*Task objective*. Report the tally of lines featuring the word "Store" in the entries below, without anything else.

*Extracted entries*.

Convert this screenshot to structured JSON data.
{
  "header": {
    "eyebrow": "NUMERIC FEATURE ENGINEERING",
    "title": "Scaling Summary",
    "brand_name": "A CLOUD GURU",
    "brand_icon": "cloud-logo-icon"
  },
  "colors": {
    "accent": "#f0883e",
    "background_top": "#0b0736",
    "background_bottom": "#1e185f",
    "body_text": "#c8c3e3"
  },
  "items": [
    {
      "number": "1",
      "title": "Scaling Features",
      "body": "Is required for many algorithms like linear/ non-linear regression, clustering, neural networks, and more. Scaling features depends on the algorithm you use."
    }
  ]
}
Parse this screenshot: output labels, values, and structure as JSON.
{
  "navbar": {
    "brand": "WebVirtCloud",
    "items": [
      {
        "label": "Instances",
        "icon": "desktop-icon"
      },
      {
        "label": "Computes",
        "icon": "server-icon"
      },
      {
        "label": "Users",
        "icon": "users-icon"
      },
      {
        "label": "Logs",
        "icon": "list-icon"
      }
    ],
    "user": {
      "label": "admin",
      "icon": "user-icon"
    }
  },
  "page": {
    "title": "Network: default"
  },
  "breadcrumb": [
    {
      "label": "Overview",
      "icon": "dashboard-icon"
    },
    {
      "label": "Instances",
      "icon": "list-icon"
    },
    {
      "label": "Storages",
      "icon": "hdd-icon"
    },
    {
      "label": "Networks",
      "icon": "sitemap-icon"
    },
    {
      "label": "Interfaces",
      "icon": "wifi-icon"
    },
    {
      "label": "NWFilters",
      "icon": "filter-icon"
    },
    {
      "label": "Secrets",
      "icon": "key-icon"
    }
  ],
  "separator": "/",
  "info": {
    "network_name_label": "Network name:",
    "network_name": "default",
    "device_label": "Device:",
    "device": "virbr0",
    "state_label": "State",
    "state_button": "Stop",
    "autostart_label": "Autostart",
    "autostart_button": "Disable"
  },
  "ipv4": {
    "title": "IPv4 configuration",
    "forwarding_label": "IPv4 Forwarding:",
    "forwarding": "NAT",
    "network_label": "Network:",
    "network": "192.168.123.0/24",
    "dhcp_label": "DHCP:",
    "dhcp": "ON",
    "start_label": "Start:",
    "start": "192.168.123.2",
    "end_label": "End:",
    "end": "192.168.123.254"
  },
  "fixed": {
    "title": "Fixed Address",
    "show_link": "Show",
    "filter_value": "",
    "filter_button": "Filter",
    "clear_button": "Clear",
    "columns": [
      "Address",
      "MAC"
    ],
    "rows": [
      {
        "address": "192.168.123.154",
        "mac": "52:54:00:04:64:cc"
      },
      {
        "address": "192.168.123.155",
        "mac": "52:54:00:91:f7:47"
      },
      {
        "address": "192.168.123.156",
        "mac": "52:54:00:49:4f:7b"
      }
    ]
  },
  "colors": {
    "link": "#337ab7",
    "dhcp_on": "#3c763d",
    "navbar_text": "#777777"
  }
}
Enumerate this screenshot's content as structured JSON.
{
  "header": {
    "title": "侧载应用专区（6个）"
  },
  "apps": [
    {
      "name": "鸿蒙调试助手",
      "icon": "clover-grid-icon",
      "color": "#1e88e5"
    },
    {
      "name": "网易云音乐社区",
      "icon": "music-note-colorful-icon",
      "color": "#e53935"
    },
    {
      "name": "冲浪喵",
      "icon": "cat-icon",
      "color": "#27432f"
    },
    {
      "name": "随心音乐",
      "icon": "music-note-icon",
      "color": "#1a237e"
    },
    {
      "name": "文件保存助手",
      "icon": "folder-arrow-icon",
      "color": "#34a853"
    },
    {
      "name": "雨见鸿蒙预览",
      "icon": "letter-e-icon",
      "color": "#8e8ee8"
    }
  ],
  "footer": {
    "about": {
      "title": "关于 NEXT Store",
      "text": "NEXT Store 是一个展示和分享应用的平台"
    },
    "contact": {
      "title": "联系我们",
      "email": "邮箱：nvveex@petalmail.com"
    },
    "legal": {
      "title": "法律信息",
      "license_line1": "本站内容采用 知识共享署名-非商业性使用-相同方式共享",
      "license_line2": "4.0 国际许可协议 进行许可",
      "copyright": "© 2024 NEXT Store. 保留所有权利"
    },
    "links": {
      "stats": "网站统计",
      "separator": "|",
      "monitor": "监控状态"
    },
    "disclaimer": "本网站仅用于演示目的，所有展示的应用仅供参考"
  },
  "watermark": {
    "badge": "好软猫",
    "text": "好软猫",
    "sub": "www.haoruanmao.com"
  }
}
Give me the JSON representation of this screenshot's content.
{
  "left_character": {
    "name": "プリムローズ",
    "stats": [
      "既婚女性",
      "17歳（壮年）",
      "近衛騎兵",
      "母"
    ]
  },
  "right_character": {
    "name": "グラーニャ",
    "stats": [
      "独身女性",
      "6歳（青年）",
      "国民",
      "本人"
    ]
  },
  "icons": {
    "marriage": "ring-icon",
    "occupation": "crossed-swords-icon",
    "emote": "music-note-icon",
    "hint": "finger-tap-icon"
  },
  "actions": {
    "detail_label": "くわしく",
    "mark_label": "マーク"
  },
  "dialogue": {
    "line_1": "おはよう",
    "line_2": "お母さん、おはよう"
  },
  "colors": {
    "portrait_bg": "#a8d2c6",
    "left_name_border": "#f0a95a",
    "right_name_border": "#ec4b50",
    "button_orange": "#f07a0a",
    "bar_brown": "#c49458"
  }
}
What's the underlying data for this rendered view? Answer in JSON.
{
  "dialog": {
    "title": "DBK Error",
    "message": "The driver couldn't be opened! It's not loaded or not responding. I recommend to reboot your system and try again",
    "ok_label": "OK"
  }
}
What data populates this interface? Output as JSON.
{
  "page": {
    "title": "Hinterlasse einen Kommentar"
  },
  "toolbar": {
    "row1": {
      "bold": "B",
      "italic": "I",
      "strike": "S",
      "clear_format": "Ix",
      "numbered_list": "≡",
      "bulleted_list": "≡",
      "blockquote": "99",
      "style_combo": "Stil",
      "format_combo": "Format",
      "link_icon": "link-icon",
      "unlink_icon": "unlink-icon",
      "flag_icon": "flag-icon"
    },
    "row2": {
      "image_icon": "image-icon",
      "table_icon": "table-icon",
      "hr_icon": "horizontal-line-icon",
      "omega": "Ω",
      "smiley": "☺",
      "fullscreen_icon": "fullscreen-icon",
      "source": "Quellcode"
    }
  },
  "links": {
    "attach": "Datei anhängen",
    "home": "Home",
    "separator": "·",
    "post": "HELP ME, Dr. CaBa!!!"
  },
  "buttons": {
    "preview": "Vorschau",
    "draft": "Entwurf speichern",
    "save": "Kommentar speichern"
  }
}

*Solution to the exercise*. 3